On Dec 28, 2003, at 15:29, Harry Ohlsen wrote:

> Yesterday, I wanted to get the output from "ls -l some_file" and pull 
> out just the file size and the file name. As I start writing this, I 
> realise, of course, that I'd have been better off just using the 
> File#size method, but I still think the issue I hit is interesting.
>
> I did something like:
>
>   listing = `ls -l #{path}`.split(/\s+/)

listing = `ls -l #{path}`.split
is enough.

>
> so I had the fields from "ls" as an array of strings.
>
> What I then wanted to do was pull out items 4 and 8 (the size and 
> filename) into a new two-element array. I half expected to be able to 
> do that via:
>
>   data = listing[[4, 8]]

data = listing.select(4,8)
or for older Ruby
data = listing.indices(4,8)

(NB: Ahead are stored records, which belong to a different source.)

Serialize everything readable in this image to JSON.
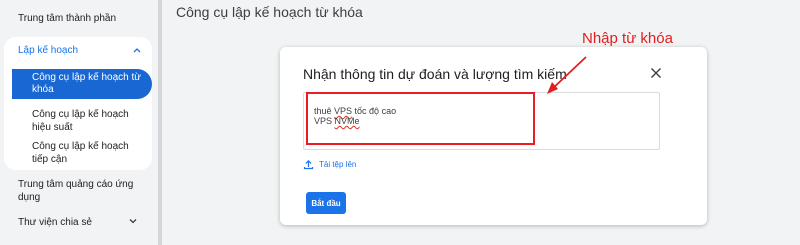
{
  "sidebar": {
    "top_item": "Trung tâm thành phần",
    "group": {
      "label": "Lập kế hoạch",
      "active_item": "Công cụ lập kế hoạch từ khóa",
      "items": [
        "Công cụ lập kế hoạch hiệu suất",
        "Công cụ lập kế hoạch tiếp cận"
      ]
    },
    "ads_center": "Trung tâm quảng cáo ứng dụng",
    "shared_library": "Thư viện chia sẻ"
  },
  "page": {
    "title": "Công cụ lập kế hoạch từ khóa"
  },
  "dialog": {
    "title": "Nhận thông tin dự đoán và lượng tìm kiếm",
    "keywords": {
      "line1_prefix": "thuê ",
      "line1_sq": "VPS",
      "line1_suffix": " tốc độ cao",
      "line2_prefix": "VPS ",
      "line2_sq": "NVMe"
    },
    "upload_label": "Tải tệp lên",
    "start_label": "Bắt đầu"
  },
  "annotation": {
    "label": "Nhập từ khóa"
  },
  "colors": {
    "accent": "#1a73e8",
    "active_nav": "#1967d2",
    "annotation": "#e02020"
  },
  "icons": {
    "close": "close-icon",
    "upload": "upload-icon",
    "chevron_up": "chevron-up-icon",
    "chevron_down": "chevron-down-icon"
  }
}
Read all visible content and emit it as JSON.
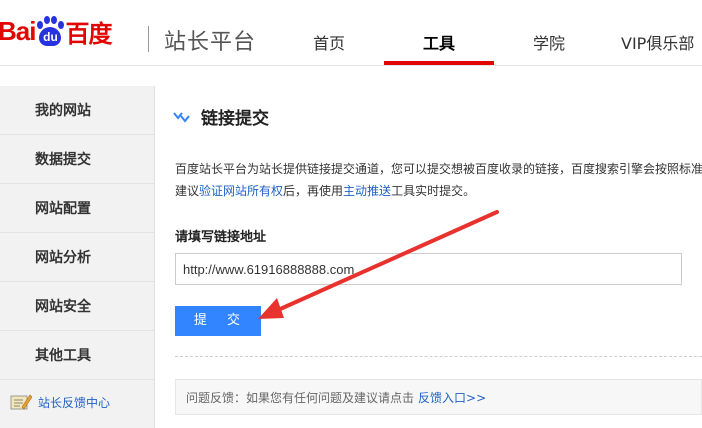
{
  "header": {
    "logo": {
      "latin": "Bai",
      "paw_text": "du",
      "chinese": "百度"
    },
    "site_title": "站长平台",
    "nav": [
      {
        "label": "首页",
        "active": false
      },
      {
        "label": "工具",
        "active": true
      },
      {
        "label": "学院",
        "active": false
      },
      {
        "label": "VIP俱乐部",
        "active": false
      }
    ]
  },
  "sidebar": {
    "items": [
      {
        "label": "我的网站"
      },
      {
        "label": "数据提交"
      },
      {
        "label": "网站配置"
      },
      {
        "label": "网站分析"
      },
      {
        "label": "网站安全"
      },
      {
        "label": "其他工具"
      }
    ],
    "feedback_link": "站长反馈中心"
  },
  "main": {
    "title": "链接提交",
    "desc_line1": "百度站长平台为站长提供链接提交通道，您可以提交想被百度收录的链接，百度搜索引擎会按照标准",
    "desc_line2_pre": "建议",
    "desc_line2_link1": "验证网站所有权",
    "desc_line2_mid": "后，再使用",
    "desc_line2_link2": "主动推送",
    "desc_line2_post": "工具实时提交。",
    "field_label": "请填写链接地址",
    "url_value": "http://www.61916888888.com",
    "submit_label": "提 交",
    "feedback_text": "问题反馈：如果您有任何问题及建议请点击",
    "feedback_link": "反馈入口>>"
  },
  "colors": {
    "brand_red": "#e10602",
    "brand_blue": "#2932e1",
    "button_blue": "#3385ff",
    "link_blue": "#2062c6",
    "arrow_red": "#e8322e"
  }
}
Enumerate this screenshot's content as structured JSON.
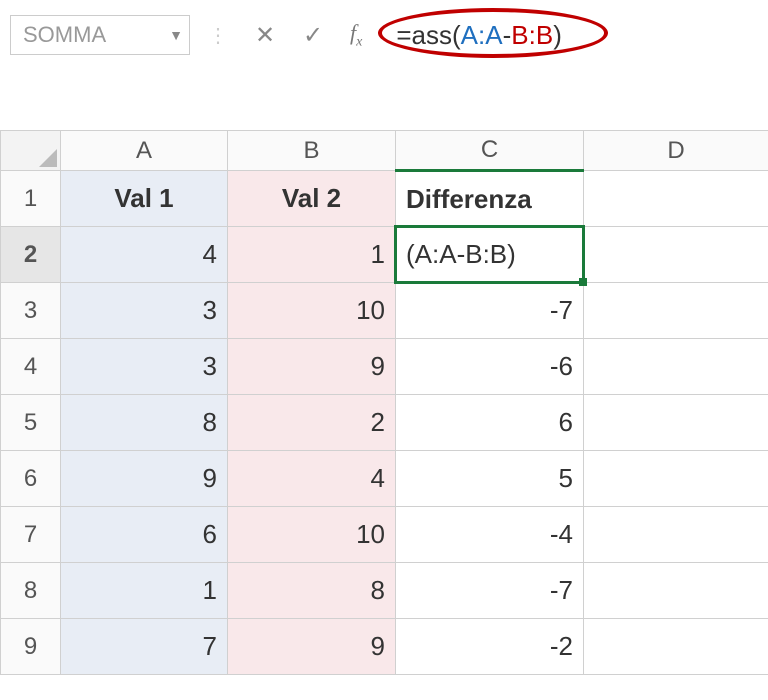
{
  "toolbar": {
    "namebox": "SOMMA",
    "formula_prefix": "=ass",
    "formula_range1": "A:A",
    "formula_op": "-",
    "formula_range2": "B:B"
  },
  "columns": [
    "A",
    "B",
    "C",
    "D"
  ],
  "rows": [
    "1",
    "2",
    "3",
    "4",
    "5",
    "6",
    "7",
    "8",
    "9"
  ],
  "headers": {
    "A": "Val 1",
    "B": "Val 2",
    "C": "Differenza"
  },
  "active_cell_display": "(A:A-B:B)",
  "chart_data": {
    "type": "table",
    "columns": [
      "Val 1",
      "Val 2",
      "Differenza"
    ],
    "rows": [
      {
        "A": 4,
        "B": 1,
        "C": "(A:A-B:B)"
      },
      {
        "A": 3,
        "B": 10,
        "C": -7
      },
      {
        "A": 3,
        "B": 9,
        "C": -6
      },
      {
        "A": 8,
        "B": 2,
        "C": 6
      },
      {
        "A": 9,
        "B": 4,
        "C": 5
      },
      {
        "A": 6,
        "B": 10,
        "C": -4
      },
      {
        "A": 1,
        "B": 8,
        "C": -7
      },
      {
        "A": 7,
        "B": 9,
        "C": -2
      }
    ]
  }
}
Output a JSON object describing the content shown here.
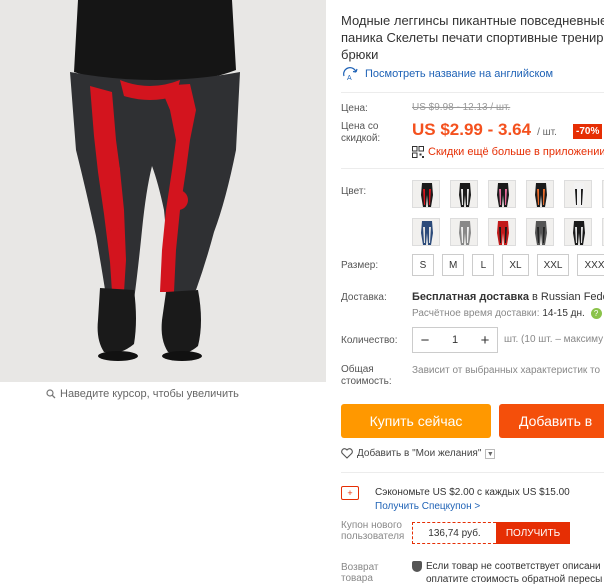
{
  "gallery": {
    "zoom_hint": "Наведите курсор, чтобы увеличить"
  },
  "product": {
    "title": "Модные леггинсы пикантные повседневные паника Скелеты печати спортивные тренир брюки",
    "translate_link": "Посмотреть название на английском"
  },
  "price": {
    "label": "Цена:",
    "old_value": "US $9.98 - 12.13 / шт.",
    "sale_label": "Цена со скидкой:",
    "sale_value": "US $2.99 - 3.64",
    "sale_unit": "/ шт.",
    "discount": "-70%",
    "app_deal": "Скидки ещё больше в приложении"
  },
  "color": {
    "label": "Цвет:",
    "swatches": [
      {
        "name": "black-red"
      },
      {
        "name": "black-white"
      },
      {
        "name": "black-pink"
      },
      {
        "name": "black-orange"
      },
      {
        "name": "white-black"
      },
      {
        "name": "black-red-2"
      },
      {
        "name": "blue-white"
      },
      {
        "name": "grey-white"
      },
      {
        "name": "red-black"
      },
      {
        "name": "grey-dark"
      },
      {
        "name": "black-white-2"
      },
      {
        "name": "beige"
      }
    ]
  },
  "size": {
    "label": "Размер:",
    "options": [
      "S",
      "M",
      "L",
      "XL",
      "XXL",
      "XXXL"
    ]
  },
  "shipping": {
    "label": "Доставка:",
    "free": "Бесплатная доставка",
    "to_prefix": "в",
    "destination": "Russian Federa",
    "time_label": "Расчётное время доставки:",
    "time_value": "14-15 дн."
  },
  "quantity": {
    "label": "Количество:",
    "value": "1",
    "note": "шт. (10 шт. – максиму"
  },
  "total": {
    "label": "Общая стоимость:",
    "note": "Зависит от выбранных характеристик то"
  },
  "actions": {
    "buy": "Купить сейчас",
    "cart": "Добавить в",
    "wishlist": "Добавить в \"Мои желания\""
  },
  "coupon": {
    "save": "Сэкономьте US $2.00 с каждых US $15.00",
    "link": "Получить Спецкупон >"
  },
  "new_user": {
    "label": "Купон нового пользователя",
    "amount": "136,74 руб.",
    "get": "ПОЛУЧИТЬ"
  },
  "returns": {
    "label": "Возврат товара",
    "line1": "Если товар не соответствует описани",
    "line2": "оплатите стоимость обратной пересы"
  },
  "colors": {
    "accent_orange": "#f4511e",
    "buy_button": "#ff9800",
    "cart_button": "#f44f0b",
    "link_blue": "#1e62b6",
    "discount_red": "#e62e04"
  }
}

If you want to extract a file name, I would use index -1 instead of 8 
to get the last element. "ls -l" produces more fields for device nodes 
(in this case index 4 refers to the major device number followed by a 
comma).

>
> but that doesn't work.
>
> Someone will probably tell me there's an easy way to achieve this.  
> Please feel free to do so.
>
> However, I think it would be nice if the indexing operator for Array, 
> and maybe Hash, or perhaps anything Enumerable, would accept an array 
> as parameter and return another array containing the corresponding 
> items, to allow for non-contiguous selections.
>
> I haven't really thought it through in the case of hashes. Perhaps in 
> that case, one would want to get back a new hash, although I can't 
> imagine that.
>
> Anyway, just a thought.
>
> Cheers,
>
> Harry O.
>
>
>

Sincerely,
Gennady Bystritsky